[Records contained in a dataset]
- Opening Delimiter -

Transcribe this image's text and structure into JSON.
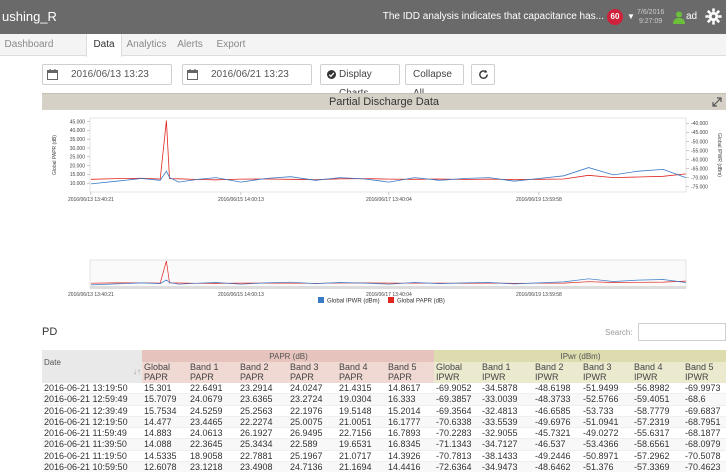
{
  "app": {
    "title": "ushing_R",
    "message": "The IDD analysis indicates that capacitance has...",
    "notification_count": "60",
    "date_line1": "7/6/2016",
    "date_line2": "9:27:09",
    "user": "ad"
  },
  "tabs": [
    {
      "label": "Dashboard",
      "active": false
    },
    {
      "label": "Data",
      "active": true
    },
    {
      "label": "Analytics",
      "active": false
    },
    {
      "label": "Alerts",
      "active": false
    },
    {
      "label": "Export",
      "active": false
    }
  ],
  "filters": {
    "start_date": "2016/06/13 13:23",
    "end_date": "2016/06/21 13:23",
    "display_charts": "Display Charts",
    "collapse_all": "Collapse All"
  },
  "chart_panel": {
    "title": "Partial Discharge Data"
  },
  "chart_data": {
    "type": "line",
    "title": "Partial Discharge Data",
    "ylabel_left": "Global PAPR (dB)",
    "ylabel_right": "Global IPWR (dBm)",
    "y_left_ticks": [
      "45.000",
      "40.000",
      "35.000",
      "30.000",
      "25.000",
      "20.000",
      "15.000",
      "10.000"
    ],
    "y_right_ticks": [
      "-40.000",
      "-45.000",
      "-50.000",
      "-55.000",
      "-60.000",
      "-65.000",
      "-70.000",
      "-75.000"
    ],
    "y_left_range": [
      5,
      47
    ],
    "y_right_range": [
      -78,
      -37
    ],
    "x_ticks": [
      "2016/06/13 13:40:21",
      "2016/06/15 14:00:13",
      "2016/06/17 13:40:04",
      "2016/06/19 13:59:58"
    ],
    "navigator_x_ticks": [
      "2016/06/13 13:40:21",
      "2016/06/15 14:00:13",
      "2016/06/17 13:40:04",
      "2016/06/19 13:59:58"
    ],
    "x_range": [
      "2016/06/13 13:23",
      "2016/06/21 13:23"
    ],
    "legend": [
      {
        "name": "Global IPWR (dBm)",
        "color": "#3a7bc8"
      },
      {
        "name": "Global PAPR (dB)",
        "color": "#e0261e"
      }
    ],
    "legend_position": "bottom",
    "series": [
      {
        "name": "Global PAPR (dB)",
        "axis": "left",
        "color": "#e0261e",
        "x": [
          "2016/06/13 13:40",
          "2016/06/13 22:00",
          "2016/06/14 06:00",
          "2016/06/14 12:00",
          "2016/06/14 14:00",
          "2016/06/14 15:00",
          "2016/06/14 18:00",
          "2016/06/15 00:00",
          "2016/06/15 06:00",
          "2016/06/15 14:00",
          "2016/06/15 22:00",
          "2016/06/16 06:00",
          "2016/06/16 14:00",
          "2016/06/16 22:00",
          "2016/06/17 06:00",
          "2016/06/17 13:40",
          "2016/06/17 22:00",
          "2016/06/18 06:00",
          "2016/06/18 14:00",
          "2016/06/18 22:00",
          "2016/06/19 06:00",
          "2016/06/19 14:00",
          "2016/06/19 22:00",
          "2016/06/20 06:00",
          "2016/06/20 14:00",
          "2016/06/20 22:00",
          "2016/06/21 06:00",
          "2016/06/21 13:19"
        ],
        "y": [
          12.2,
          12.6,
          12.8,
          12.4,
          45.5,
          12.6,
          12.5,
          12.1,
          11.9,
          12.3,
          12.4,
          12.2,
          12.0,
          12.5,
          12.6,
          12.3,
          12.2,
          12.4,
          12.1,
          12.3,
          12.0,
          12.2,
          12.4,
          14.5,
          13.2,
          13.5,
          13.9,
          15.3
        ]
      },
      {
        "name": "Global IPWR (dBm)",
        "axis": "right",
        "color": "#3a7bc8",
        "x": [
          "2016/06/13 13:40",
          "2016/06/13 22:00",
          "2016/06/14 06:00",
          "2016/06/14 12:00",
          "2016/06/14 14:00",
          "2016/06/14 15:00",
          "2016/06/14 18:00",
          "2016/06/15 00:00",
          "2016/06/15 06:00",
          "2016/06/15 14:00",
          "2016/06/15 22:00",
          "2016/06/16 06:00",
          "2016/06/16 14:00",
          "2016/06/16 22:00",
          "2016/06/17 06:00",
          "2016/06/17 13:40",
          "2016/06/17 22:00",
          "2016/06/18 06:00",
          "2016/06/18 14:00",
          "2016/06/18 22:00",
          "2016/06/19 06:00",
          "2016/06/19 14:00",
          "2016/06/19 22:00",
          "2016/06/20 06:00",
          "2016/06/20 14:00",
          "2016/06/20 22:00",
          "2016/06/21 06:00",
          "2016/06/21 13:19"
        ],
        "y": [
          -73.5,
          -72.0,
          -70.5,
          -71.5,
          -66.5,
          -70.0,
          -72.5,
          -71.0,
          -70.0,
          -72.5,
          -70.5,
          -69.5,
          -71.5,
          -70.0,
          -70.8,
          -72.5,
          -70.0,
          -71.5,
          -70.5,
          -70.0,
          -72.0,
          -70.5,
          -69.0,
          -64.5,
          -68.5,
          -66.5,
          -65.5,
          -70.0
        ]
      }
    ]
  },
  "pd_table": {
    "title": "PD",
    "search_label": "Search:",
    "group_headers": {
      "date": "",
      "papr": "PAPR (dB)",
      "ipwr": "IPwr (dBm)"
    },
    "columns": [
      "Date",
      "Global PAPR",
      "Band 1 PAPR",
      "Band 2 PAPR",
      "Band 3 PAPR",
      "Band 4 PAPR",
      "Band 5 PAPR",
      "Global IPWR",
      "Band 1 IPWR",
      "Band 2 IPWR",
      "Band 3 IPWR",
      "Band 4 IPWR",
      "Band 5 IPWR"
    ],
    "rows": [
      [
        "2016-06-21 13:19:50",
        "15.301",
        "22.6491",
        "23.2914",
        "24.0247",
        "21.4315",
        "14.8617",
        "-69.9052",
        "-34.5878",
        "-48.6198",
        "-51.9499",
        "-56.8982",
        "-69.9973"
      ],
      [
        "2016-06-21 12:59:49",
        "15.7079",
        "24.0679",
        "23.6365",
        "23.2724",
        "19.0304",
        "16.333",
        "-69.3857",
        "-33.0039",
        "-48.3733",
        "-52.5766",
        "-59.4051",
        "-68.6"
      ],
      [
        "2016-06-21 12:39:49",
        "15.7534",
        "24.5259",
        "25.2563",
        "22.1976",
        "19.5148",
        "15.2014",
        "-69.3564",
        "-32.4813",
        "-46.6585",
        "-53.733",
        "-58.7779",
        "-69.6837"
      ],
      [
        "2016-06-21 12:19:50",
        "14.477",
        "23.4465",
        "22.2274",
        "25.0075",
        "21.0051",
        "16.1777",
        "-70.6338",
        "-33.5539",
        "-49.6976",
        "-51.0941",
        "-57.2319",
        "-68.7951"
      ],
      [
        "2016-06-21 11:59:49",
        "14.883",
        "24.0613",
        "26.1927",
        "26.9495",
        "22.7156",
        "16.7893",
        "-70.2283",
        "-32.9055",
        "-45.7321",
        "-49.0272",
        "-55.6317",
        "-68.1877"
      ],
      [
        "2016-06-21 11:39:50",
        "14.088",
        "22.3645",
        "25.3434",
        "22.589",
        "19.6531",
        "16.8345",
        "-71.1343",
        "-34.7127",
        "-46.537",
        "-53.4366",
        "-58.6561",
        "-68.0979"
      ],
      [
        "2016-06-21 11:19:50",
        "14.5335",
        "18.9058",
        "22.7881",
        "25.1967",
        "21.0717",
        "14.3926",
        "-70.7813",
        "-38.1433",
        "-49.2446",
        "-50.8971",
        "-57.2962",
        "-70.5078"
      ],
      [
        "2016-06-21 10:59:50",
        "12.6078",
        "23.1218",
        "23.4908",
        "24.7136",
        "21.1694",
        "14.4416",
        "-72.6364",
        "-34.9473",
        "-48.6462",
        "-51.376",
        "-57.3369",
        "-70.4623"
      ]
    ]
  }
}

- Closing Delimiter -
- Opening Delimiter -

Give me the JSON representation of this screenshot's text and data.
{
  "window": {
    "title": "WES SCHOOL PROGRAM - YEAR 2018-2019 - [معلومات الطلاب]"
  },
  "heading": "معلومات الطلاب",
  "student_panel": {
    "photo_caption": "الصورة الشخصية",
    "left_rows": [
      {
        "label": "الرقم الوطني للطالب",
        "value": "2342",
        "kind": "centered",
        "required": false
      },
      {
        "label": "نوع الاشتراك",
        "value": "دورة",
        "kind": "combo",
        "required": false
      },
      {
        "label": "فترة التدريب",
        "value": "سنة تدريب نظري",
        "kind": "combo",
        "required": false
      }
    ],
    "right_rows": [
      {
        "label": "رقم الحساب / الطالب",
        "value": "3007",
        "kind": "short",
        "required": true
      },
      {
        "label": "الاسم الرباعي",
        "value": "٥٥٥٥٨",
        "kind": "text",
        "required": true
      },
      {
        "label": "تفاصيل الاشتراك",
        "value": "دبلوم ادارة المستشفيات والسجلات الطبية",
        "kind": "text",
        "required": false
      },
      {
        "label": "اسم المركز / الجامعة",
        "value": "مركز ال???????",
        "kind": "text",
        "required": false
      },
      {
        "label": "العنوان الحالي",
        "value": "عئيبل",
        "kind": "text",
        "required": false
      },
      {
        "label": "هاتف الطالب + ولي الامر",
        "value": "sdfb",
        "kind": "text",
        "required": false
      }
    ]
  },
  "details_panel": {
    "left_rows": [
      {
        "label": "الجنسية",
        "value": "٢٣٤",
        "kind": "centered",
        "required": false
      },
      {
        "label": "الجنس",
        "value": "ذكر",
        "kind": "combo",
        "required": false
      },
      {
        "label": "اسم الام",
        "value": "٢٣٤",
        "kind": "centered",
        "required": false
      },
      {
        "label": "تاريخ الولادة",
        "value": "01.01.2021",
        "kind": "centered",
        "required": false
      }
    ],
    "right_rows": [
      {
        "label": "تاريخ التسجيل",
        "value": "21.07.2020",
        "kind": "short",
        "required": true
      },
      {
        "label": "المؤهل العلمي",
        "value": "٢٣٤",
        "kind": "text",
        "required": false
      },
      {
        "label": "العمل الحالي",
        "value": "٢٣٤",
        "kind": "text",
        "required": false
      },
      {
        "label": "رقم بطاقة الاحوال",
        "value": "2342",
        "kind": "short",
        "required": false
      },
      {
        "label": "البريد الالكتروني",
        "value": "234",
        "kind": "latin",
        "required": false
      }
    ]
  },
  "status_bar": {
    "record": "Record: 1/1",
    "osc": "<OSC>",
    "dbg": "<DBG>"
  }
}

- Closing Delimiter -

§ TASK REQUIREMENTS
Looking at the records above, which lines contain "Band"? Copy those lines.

§ COMPLETED EXERCISE
      "Band 1 PAPR",
      "Band 2 PAPR",
      "Band 3 PAPR",
      "Band 4 PAPR",
      "Band 5 PAPR",
      "Band 1 IPWR",
      "Band 2 IPWR",
      "Band 3 IPWR",
      "Band 4 IPWR",
      "Band 5 IPWR"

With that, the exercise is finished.